What is formula for plaster of paris?
CaSO4. 1/2 H2O. Calcium sulphate with half a molecule of water per molecule of the salt (hemi-hydrate) is called plaster of paris (plaster of paris).
Why is the formula of plaster of paris?
The chemical name of plaster of Paris is calcium sulphate hemihydrate because half-molecule of water is attached with calcium sulphate. The chemical formula of plaster of Paris is CaSO4. … It has no appreciable chemical action on paint and does not cause alkali attack.
What is plaster of paris Class 10?
Plaster of Paris is prepared by heating gypsum to a temperature of 373K. When gypsum is heated to a temperature of 373k ,It loses three-Fourths of its water of crystallisation and forms Plaster of Paris.
Who invented plaster of Paris?
Nikolay Ivanovich Pirogov, a head of the department of surgery at the St Petersburg Medico-Surgical Academy and a Russian army surgeon during the Crimean War, conceived his idea to use plaster splints around 1852 while observing the work of a sculptor who used strips of linen soaked in liquid plaster to make models.
What is the formula of plaster of Paris and water?
Answer: Plaster of Paris is a popular material that is widely used in sculpting materials and gauze bandages.

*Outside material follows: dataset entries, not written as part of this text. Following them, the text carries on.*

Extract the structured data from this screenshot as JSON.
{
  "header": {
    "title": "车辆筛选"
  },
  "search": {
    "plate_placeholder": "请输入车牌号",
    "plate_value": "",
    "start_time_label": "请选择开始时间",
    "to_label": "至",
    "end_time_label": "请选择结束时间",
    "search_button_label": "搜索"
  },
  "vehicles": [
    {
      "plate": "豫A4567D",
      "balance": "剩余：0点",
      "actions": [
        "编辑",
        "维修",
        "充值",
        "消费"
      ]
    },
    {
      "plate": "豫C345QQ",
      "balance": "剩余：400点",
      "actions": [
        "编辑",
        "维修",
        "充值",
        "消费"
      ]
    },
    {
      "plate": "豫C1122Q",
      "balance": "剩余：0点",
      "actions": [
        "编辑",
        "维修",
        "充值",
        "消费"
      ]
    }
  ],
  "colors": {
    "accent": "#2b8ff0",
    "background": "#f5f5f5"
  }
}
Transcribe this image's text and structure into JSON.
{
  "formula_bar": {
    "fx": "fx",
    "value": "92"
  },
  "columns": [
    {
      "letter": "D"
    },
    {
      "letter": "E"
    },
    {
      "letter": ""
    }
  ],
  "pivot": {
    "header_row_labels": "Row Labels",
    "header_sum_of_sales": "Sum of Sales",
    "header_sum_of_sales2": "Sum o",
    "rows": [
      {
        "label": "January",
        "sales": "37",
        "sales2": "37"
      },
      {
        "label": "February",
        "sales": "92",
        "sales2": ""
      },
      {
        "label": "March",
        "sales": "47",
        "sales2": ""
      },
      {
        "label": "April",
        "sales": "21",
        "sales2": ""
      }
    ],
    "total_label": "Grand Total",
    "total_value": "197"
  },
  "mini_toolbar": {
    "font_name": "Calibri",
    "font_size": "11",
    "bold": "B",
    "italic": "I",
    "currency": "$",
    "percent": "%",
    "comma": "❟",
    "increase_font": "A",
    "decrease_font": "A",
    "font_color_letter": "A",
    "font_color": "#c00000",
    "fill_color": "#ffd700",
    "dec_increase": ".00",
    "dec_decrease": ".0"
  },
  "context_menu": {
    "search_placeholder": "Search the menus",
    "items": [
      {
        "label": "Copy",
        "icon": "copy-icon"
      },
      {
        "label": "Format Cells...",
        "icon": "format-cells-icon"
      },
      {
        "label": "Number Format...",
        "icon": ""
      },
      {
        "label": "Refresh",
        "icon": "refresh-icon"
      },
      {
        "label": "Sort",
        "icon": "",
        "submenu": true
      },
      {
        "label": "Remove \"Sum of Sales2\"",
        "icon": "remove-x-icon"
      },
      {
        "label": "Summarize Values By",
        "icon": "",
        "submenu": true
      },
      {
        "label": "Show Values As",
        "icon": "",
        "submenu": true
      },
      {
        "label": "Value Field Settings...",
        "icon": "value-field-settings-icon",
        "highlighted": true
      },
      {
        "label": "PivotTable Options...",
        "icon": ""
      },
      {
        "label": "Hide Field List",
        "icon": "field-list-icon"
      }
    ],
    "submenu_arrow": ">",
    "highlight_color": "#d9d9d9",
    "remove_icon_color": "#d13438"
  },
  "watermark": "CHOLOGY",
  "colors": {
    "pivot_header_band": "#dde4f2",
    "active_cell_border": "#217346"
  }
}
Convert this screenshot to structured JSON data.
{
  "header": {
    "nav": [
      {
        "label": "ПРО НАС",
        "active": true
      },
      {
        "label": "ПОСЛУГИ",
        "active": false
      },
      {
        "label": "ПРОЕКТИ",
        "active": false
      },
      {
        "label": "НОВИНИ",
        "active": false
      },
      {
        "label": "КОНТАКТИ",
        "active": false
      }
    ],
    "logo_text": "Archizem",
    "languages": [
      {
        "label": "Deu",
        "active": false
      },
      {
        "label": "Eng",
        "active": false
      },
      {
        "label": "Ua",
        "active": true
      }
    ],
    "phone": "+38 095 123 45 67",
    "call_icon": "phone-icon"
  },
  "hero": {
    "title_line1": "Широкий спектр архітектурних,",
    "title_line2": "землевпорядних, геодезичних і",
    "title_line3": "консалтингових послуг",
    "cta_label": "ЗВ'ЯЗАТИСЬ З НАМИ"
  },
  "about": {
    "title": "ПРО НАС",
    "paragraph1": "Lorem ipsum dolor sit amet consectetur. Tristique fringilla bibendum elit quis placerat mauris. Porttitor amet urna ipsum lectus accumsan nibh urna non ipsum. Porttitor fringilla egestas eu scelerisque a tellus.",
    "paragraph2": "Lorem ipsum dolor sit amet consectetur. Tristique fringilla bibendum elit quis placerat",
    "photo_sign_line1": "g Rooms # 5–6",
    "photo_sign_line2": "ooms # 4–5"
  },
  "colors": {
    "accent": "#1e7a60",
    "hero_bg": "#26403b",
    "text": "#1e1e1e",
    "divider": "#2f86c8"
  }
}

Gypsum plaster is another name for plaster of Paris. (CaSO4) H2O is the chemical formulas for plaster of Paris.
What are the uses of plaster of Paris?
What are the uses of Plaster of Paris?
- Used in making casts and patterns for molds and statues.
- Used as the cement in ornamental casting and for making decorative materials.
- Used as a fireproofing material and for making chalks.
- Used in hospitals for immobilizing the affected part in case of bone fracture or sprain.
How can plaster of paris be converted into gypsum?
Explanation: Gypsum contains calcium sulfate dihydrate (CaSO4·2H2O) and plaster of Paris contains calcium sulfate hemihydrates (CaSO4·0.5 H2O). When added water to plaster of Paris (PoP), it will re-form into gypsum.
What are the properties of plaster of Paris?
The Paris Plaster is non-combustible and non-flammable. It normally has low chemical reactivity but, under extreme conditions, can act as an oxidising agent. It decomposes to create poisonous sulphur oxides at elevated temperatures.